There is also the question of costs – even if those involved do not want to address them openly at first. Will the federal government have to pay for the repairs to the Isar 2 leak? And wouldn’t it then be the only consequence to definitely leave the nuclear power plant connected to the grid after December 31 – simply because of the additional costs incurred for the state? Questions that the Ministry of Habeck would have to answer. On Tuesday, a spokeswoman only referred to “constructive discussions” that are currently being held with the operators.
Environment Minister Lemke doesn’t really want to believe that Bavaria’s authorities didn’t know about the worn-out valve and criticizes the actions of the local Environment Minister Thorsten Faithr from the Free Voters as “dubious”. Lemke is also targeting CDU leader Friedrich Merz and Bavarian Prime Minister Markus Söder (CSU). You both looked at the reactor, so the question arises whether you simply didn’t mention the problem at your press conference on August 4th. In addition to the FDP and AfD, the Union in particular is loudly calling for the continued operation of the current nuclear power plants. There has never been any mention of imminent valve repairs. But what also belongs to the truth: The Isar-2 operator Preussen Elektra is not obliged to report the damage to the federal level.
In Bavaria they play the ball back even more violently. Habeck has to say “now, hop or great” about the extension of the term, urges Bavaria’s Deputy Prime Minister Hubert Aiwanger (free voters). His fellow party member, Minister for the Environment, Glauber, agrees. “Now a federal decision is finally needed and no further tactics.” It is now apparent that the idea of a cold reserve from January to April is not a good solution.

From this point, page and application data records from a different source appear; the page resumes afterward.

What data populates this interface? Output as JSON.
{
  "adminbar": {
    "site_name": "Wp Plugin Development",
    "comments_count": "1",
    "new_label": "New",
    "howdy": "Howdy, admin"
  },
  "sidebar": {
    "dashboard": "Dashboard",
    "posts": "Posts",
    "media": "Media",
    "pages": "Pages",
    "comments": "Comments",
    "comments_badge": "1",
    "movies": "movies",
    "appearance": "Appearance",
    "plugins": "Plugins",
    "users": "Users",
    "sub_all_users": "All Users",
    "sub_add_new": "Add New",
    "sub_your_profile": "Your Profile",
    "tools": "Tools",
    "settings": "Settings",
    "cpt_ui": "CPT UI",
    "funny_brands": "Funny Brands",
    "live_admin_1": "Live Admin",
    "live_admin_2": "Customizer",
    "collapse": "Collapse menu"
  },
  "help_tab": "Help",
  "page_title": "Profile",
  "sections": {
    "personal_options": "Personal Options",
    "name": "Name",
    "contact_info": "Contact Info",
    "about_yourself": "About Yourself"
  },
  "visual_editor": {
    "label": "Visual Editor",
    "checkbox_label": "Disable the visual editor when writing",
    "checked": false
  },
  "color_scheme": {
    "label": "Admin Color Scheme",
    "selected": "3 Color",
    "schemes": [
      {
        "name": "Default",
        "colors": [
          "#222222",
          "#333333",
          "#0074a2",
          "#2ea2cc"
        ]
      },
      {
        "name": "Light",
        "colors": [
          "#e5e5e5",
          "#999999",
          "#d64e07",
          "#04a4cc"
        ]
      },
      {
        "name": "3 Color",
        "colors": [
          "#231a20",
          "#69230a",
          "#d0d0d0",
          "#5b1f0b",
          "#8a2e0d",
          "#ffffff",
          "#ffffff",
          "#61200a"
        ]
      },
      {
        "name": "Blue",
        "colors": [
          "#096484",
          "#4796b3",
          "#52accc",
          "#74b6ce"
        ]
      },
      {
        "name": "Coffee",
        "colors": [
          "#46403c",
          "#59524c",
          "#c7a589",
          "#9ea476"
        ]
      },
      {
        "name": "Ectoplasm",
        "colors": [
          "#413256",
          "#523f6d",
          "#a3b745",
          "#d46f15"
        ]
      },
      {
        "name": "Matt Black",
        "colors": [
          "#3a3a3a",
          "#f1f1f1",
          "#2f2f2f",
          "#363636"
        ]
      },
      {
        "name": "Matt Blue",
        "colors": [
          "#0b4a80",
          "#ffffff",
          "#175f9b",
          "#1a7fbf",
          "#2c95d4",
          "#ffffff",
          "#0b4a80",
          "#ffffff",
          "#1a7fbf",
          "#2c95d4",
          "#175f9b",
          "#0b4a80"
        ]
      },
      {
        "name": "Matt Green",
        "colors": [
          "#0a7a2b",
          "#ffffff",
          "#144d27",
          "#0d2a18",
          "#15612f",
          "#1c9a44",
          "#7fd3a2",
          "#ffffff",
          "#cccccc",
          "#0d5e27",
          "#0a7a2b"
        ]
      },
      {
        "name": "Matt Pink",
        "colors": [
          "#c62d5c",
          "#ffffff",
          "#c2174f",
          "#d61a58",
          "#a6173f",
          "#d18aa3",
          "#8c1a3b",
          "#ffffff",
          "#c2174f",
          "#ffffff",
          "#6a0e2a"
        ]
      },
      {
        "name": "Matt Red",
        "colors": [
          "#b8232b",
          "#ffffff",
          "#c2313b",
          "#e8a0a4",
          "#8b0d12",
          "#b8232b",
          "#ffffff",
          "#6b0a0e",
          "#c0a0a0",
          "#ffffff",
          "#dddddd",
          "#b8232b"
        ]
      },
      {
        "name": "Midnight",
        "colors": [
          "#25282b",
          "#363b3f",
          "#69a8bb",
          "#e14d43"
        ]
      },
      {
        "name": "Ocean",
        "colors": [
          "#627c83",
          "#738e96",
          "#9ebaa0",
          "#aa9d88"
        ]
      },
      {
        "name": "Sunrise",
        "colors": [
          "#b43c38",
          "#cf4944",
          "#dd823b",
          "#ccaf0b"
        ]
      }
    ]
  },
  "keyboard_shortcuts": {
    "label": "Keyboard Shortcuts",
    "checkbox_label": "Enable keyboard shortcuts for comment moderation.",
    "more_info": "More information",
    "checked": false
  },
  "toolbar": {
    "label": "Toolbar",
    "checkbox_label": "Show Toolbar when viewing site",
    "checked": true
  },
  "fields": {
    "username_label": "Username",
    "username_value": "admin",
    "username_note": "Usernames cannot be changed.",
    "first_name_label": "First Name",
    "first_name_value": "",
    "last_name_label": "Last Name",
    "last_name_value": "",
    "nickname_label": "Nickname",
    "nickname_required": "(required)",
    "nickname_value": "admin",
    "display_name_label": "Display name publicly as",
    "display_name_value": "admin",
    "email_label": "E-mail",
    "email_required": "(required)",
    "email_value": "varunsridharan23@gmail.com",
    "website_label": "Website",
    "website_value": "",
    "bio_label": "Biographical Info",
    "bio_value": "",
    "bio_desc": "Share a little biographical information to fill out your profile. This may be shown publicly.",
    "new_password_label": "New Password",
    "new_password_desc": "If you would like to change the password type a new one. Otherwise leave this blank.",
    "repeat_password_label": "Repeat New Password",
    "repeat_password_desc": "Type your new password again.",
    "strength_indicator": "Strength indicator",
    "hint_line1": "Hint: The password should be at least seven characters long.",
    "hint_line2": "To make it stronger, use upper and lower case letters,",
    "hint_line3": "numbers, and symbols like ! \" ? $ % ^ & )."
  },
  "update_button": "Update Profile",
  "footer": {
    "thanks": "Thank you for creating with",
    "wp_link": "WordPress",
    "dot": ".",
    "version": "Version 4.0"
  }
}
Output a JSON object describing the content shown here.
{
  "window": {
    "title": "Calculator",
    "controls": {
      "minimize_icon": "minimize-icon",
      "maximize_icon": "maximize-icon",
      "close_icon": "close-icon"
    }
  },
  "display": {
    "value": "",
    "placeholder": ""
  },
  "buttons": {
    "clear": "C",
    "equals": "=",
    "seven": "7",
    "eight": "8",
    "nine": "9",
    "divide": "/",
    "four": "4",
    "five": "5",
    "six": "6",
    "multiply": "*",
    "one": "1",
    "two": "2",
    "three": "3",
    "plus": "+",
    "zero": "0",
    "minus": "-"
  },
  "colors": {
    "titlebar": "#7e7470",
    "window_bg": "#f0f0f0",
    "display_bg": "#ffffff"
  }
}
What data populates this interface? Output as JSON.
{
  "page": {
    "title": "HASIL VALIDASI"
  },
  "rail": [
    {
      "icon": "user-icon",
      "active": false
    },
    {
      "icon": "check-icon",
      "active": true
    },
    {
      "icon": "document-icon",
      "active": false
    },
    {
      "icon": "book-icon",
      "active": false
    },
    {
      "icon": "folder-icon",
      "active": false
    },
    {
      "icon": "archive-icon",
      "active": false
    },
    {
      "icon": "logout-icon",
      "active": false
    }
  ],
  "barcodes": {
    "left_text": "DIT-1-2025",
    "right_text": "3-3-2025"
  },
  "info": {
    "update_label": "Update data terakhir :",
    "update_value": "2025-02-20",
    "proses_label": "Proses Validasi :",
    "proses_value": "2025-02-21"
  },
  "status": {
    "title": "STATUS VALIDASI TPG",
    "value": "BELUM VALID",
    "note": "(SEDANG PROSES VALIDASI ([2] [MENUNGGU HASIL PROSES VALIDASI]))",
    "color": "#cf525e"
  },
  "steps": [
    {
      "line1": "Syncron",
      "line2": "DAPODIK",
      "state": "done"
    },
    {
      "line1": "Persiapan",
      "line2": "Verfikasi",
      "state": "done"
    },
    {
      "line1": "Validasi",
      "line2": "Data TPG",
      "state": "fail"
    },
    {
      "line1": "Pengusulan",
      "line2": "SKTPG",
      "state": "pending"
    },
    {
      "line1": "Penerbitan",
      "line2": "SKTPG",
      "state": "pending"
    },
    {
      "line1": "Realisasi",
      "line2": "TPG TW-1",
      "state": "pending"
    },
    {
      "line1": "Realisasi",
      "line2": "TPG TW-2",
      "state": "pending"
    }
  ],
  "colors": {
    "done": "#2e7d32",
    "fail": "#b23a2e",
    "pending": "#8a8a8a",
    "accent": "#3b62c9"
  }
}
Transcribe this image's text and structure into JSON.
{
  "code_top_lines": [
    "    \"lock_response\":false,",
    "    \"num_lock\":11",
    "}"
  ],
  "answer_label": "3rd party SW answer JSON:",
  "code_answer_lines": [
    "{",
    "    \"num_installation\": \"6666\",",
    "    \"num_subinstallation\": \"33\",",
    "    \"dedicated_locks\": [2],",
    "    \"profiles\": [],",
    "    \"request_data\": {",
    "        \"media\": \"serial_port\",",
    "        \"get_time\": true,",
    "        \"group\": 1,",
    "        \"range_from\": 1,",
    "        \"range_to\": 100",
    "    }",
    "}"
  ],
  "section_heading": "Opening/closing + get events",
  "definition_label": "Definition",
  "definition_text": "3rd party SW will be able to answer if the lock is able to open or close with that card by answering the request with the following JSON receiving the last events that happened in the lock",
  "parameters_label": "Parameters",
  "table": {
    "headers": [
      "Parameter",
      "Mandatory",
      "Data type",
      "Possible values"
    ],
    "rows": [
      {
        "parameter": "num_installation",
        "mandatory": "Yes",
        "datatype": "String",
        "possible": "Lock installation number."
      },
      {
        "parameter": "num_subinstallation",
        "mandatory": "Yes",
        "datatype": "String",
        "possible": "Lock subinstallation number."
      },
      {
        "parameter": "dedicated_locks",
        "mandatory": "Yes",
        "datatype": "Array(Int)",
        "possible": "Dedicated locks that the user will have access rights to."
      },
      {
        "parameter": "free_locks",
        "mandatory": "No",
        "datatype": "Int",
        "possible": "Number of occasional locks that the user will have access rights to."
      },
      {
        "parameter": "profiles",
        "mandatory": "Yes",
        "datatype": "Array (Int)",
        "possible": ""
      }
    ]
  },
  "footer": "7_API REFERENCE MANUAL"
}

The Bavarians also do not accept the accusation of withholding information. According to Söder’s state chancellery, it has only been known about the defective valve since Monday – from the media. According to the Ministry of the Environment, the country’s nuclear supervisory authority is continuously informed about the condition of the power plant. This also includes the use of components that wear out when used as intended. However, there was no specific information from the operator about the valve in question.
The leak in the Isar 2 nuclear power plant also inevitably raises the question of whether the incident could also be repeated in Neckarwestheim – which according to the federal government should also be available as an emergency reserve nuclear power plant after December 31st. The operator of the kiln in Baden-Württemberg waves his hand: Block II of the Neckarwestheim nuclear power plant underwent “a regular, around three-week annual inspection” in June 2022. Since the restart, the reactor has been “in trouble-free power operation,” it says on request. It remains to be seen whether this will remain the case. The fact is: A relatively harmless valve problem could still turn into a political meltdown for Habeck.